I read Seth Godin's blog post today entitled "Willing to be lucky." It was a great post reminding us to "create opportunities for good luck." I could not agree more. And, it sounds simple enough -- "create opportunities for good luck." The question is how do you do it?
Wikipedia defines luck as "that which happens to a person beyond that person's control." There is an assumption about "control" in that definition and I like to refine luck into 2 basic types around the control issue. I like to talk about "dumb luck" (100% by accident), and "smart luck" -- luck where you do have a level of control.
I would argue that when people talk about instances of luck ("wow she is so lucky," "they are so lucky they got financing," "they are so lucky they were able to close that big deal," "he was so lucky his company was acquired," “she is so lucky she was able to double revenue over the last year”) over 50% of the time people are identifying an instance of smart luck.
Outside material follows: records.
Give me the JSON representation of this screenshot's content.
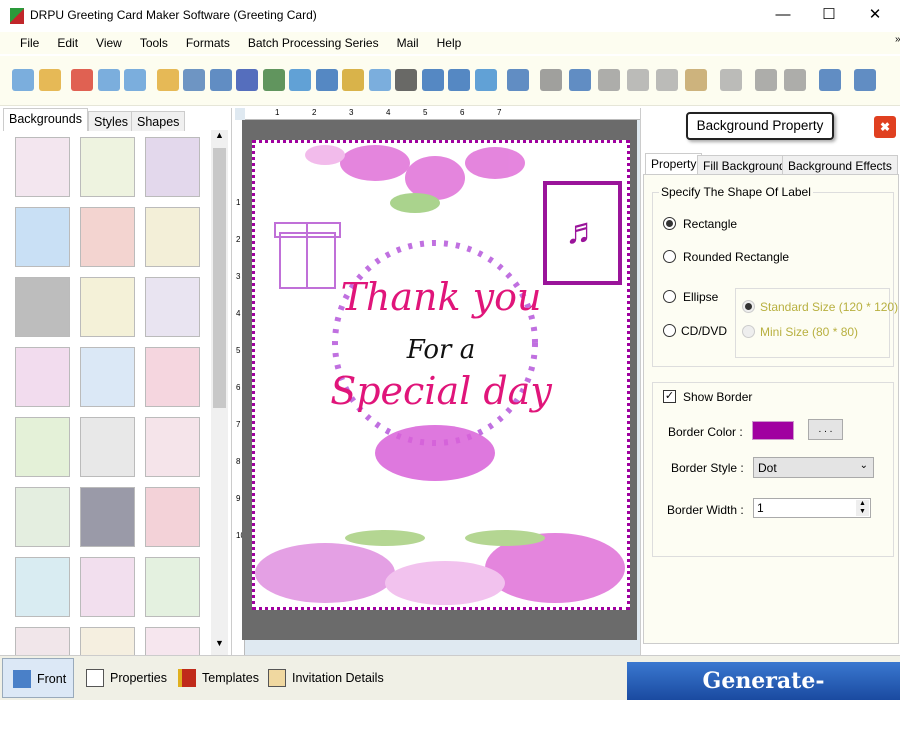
{
  "window": {
    "title": "DRPU Greeting Card Maker Software (Greeting Card)",
    "controls": [
      "minimize",
      "maximize",
      "close"
    ]
  },
  "menu": [
    "File",
    "Edit",
    "View",
    "Tools",
    "Formats",
    "Batch Processing Series",
    "Mail",
    "Help"
  ],
  "toolbar": {
    "icons": [
      "new-icon",
      "open-icon",
      "close-icon",
      "save-icon",
      "save-as-icon",
      "open-template-icon",
      "page-setup-icon",
      "print-icon",
      "layers-icon",
      "background-icon",
      "insert-image-icon",
      "pen-icon",
      "shapes-icon",
      "wordart-icon",
      "barcode-icon",
      "text-icon",
      "signature-icon",
      "email-icon",
      "line-icon",
      "database-icon",
      "undo-icon",
      "redo-icon",
      "cut-icon",
      "copy-icon",
      "paste-icon",
      "delete-icon",
      "bring-front-icon",
      "send-back-icon",
      "grid-icon",
      "actual-size-icon"
    ]
  },
  "left_panel": {
    "tabs": [
      "Backgrounds",
      "Styles",
      "Shapes"
    ],
    "active_tab": "Backgrounds",
    "thumb_colors": [
      "#f3e6ef",
      "#eef3e0",
      "#e3d8ec",
      "#c9e0f5",
      "#f3d4d0",
      "#f3efd8",
      "#bdbdbd",
      "#f4f1d8",
      "#e9e4f1",
      "#f2dcee",
      "#dbe8f6",
      "#f5d6df",
      "#e4f1d8",
      "#e8e8e8",
      "#f5e4ea",
      "#e4eee0",
      "#9a9aa8",
      "#f3d2d8",
      "#d9ecf2",
      "#f2dfee",
      "#e4f1e0",
      "#f1e6ea",
      "#f5efe0",
      "#f6e6ee"
    ]
  },
  "card": {
    "line1": "Thank you",
    "line2": "For a",
    "line3": "Special day",
    "border_color": "#a000a0",
    "accent": "#e0157a"
  },
  "ruler": {
    "top": [
      "1",
      "2",
      "3",
      "4",
      "5",
      "6",
      "7"
    ],
    "left": [
      "1",
      "2",
      "3",
      "4",
      "5",
      "6",
      "7",
      "8",
      "9",
      "10"
    ]
  },
  "right_panel": {
    "title": "Background Property",
    "tabs": [
      "Property",
      "Fill Background",
      "Background Effects"
    ],
    "active_tab": "Property",
    "shape_group_title": "Specify The Shape Of Label",
    "shapes": [
      {
        "label": "Rectangle",
        "selected": true
      },
      {
        "label": "Rounded Rectangle",
        "selected": false
      },
      {
        "label": "Ellipse",
        "selected": false
      },
      {
        "label": "CD/DVD",
        "selected": false
      }
    ],
    "cd_sizes": [
      {
        "label": "Standard Size (120 * 120)",
        "selected": true
      },
      {
        "label": "Mini Size (80 * 80)",
        "selected": false
      }
    ],
    "show_border_label": "Show Border",
    "show_border": true,
    "border_color_label": "Border Color :",
    "border_color": "#a000a0",
    "browse_label": ". . .",
    "border_style_label": "Border Style :",
    "border_style": "Dot",
    "border_width_label": "Border Width :",
    "border_width": "1"
  },
  "bottom_tabs": [
    {
      "label": "Front",
      "active": true
    },
    {
      "label": "Properties"
    },
    {
      "label": "Templates"
    },
    {
      "label": "Invitation Details"
    }
  ],
  "watermark": "Generate-barcode.com"
}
Think about that. If it’s smart luck that people are usually describing, that means that you can control it. And, if that’s the case, just how to you wrestle control over luck and make it happen?
In my mind, making luck happen is composed of 3 deceivingly simple steps:
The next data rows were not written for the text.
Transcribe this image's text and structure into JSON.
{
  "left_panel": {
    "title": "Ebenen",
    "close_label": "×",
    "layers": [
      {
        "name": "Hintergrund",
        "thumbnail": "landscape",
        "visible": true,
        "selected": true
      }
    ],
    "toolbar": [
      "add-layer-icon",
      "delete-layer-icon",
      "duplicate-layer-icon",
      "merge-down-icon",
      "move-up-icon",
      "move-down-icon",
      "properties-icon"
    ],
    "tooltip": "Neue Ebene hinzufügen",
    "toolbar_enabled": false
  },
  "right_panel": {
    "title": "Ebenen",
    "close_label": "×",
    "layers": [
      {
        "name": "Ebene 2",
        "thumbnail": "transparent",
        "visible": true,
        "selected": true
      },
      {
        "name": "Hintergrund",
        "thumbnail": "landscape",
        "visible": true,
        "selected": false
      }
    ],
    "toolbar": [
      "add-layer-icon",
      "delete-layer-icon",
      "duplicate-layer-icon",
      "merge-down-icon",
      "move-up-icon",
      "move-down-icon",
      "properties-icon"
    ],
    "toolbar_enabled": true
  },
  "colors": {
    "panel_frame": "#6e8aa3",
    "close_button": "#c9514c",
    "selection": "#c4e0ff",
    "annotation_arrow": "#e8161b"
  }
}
- Being in the right place,
- at the right time,
- with the right ingredients.
So, I always like to ask myself how am I going to be:
- In the right place,
- at the right time,
- with the right ingredients?
That means I need to define what I want to happen, and how I am going to make it happen. So in my mind I need to figure out what the right place is going to be, what the right time is when I would need to be in “that place,” and what ingredients I would need to have at that time and place for luck to occur.
Let me give you an example. Recently I was asked to participate on a panel at The Founder Factory in Philadelphia. Seemed to me to be the right place and the right time. When I gave my comments during the panels critiquing the start-ups that were presenting, my comments tended to be very pragmatic and straightforward (the "right ingredients"). It turns out Anthony Bucci, one of the founders of RevZilla Motorsports (an early stage Philadelphia e-commerce company that's a baby version of Zappos but in the motorcycle and motor sports vertical) was sitting in the audience. So, he was in the right place at the right time too. My comments really resonated with him and he practically tackled me afterward to see if I would talk to him about his company to see if I could help. (Anthony -- great tackle!). The company is already rocking and rolling and they have a great team. We'll start working together on a consulting and advisory basis so I can help them build out their company even more quickly and drive some really impressive revenue growth (they already had a great 2008). So, I guess both Anthony and I are both lucky, right? But, we each made luck happen. We were both at the right place, at the right time, with the right ingredients. By the way, what was his great ingredient? He hit me with a GREAT 30 second elevator pitch about his company. He hit me with the right message at the right time in the right place. Smart luck, not dumb luck.
You can make luck happen. Just think about the 3 steps and figure out how to get them to line up. When you do, you’ll have control over "luck" and hopefully you'll be the next example of "Wow was he lucky! Did you hear what happened to him?"
Good luck! ;-)